Power Ledger wants to stop this from happening by bringing ‘blockchain’ into the equation. Normally associated with digital currencies (like Bitcoin), this is a completely transparent digital record that can be used to precisely track energy.
“We can demonstrate to the satisfaction of consumers to retailers, regulators, network owners and operators that the energy that’s being generated on your roof is energy that’s being consumed by your neighbour,” Martin explains.
“This data allows consumers to sell their electricity directly to their neighbours rather than selling it back to their retailer at a much lower price.”
A block of flats, for example, can now all benefit from shared solar panels, without fear that someone will be shortchanged: if one person is using the solar energy during the day, you buy their share directly from them rather than a retailer.
It’s an idea that can be rolled out more broadly on a national level to share sunshine across continents.
With the rise of solar, it makes sense for smart retailers to move away from the idea of selling distributed energy too instead sell distributed capacity, says Martin.
In fact, today Power Ledger is not only running a pilot scheme across four blocks of social housing (about 150 individual housing units) in Australia, it is already planning trials on a national level in New Zealand’s through the country’s biggest energy company, Vector.
“It’s a trial of peer-to-peer trading,” Martin explains. “They’re developing a trading environment where the excess energy produced on people’s roofs can be sold across the whole distribution network.”
The team has already spoken to utility companies across Europe, Asia and South America, and are pushing for new peer-to-peer regulations that will help them scale across the globe.
“I want our users to feel that they’re in control, that they’re contributing to the de-carbonisation of the electricity system,” said Martin. “But that they are actually also maintaining the value of a really important social asset. It’s a win-win-win situation.”
“We want to make peer-to-peer trading a possibility right across the world.”

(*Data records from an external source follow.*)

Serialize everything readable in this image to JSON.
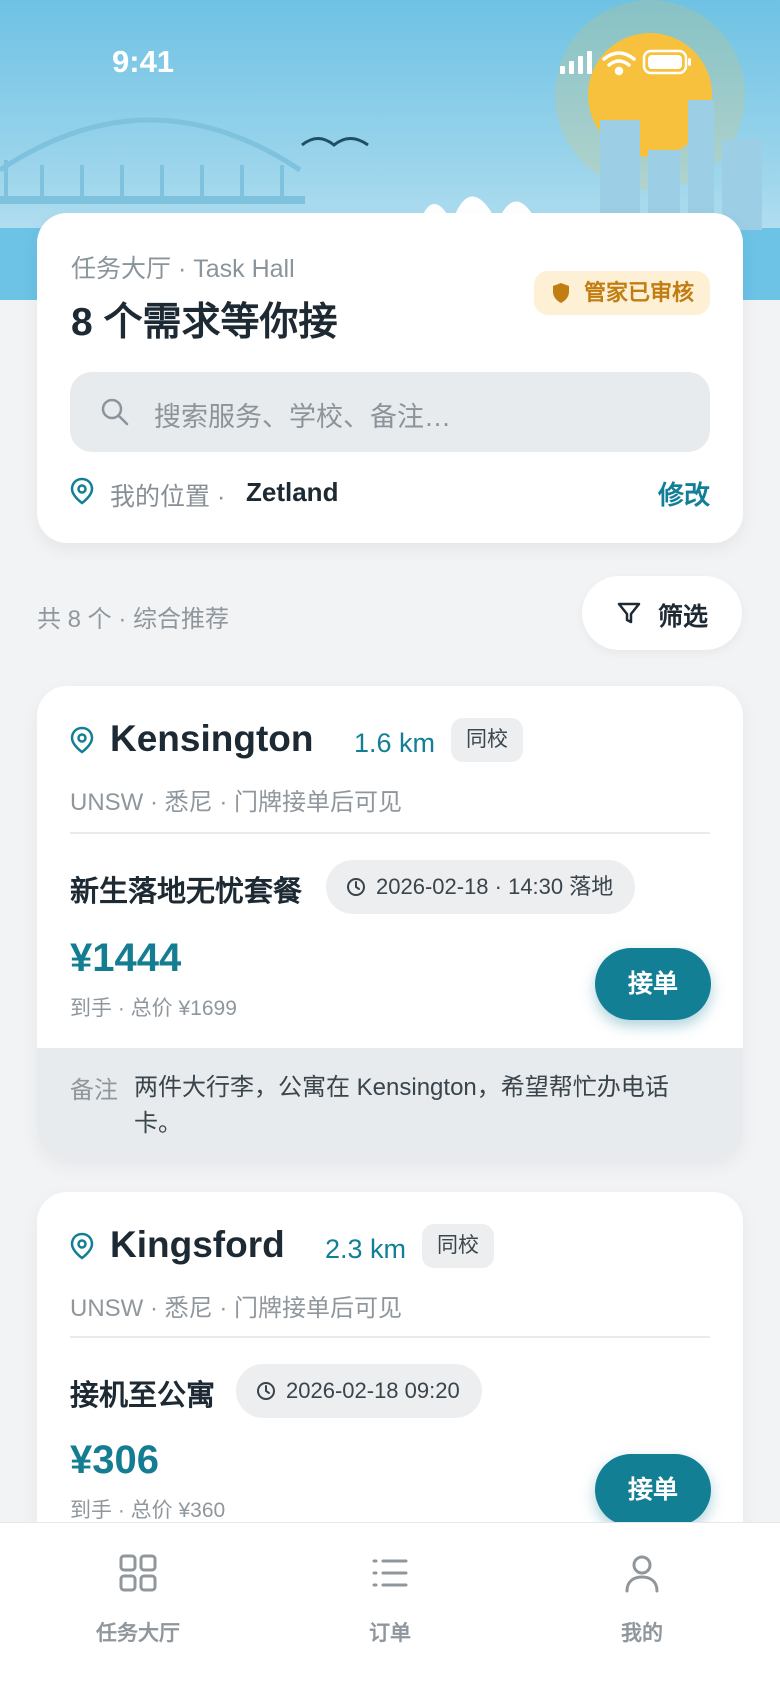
{
  "status_bar": {
    "time": "9:41"
  },
  "header": {
    "subtitle": "任务大厅 · Task Hall",
    "title": "8 个需求等你接",
    "badge": "管家已审核",
    "search_placeholder": "搜索服务、学校、备注…",
    "location_label": "我的位置 ·",
    "location_value": "Zetland",
    "location_edit": "修改"
  },
  "list_summary": {
    "text": "共 8 个 · 综合推荐",
    "filter_label": "筛选"
  },
  "tasks": [
    {
      "area": "Kensington",
      "distance": "1.6 km",
      "tag": "同校",
      "meta": "UNSW · 悉尼 · 门牌接单后可见",
      "service": "新生落地无忧套餐",
      "time": "2026-02-18 · 14:30 落地",
      "price": "¥1444",
      "price_note": "到手 · 总价 ¥1699",
      "accept": "接单",
      "note_label": "备注",
      "note": "两件大行李，公寓在 Kensington，希望帮忙办电话卡。"
    },
    {
      "area": "Kingsford",
      "distance": "2.3 km",
      "tag": "同校",
      "meta": "UNSW · 悉尼 · 门牌接单后可见",
      "service": "接机至公寓",
      "time": "2026-02-18 09:20",
      "price": "¥306",
      "price_note": "到手 · 总价 ¥360",
      "accept": "接单"
    }
  ],
  "tabbar": {
    "items": [
      {
        "label": "任务大厅",
        "icon": "grid-icon"
      },
      {
        "label": "订单",
        "icon": "list-icon"
      },
      {
        "label": "我的",
        "icon": "user-icon"
      }
    ]
  },
  "colors": {
    "accent": "#137f94",
    "badge_bg": "#fdf0d5",
    "badge_text": "#c27d12",
    "page_bg": "#f2f3f5"
  }
}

Let the sun shine.
Kitty Knowles is a Senior Features Writer at The Memo. Kitty previously worked as an online journalist for GQ. She can be found tweeting @KittyGKnowles.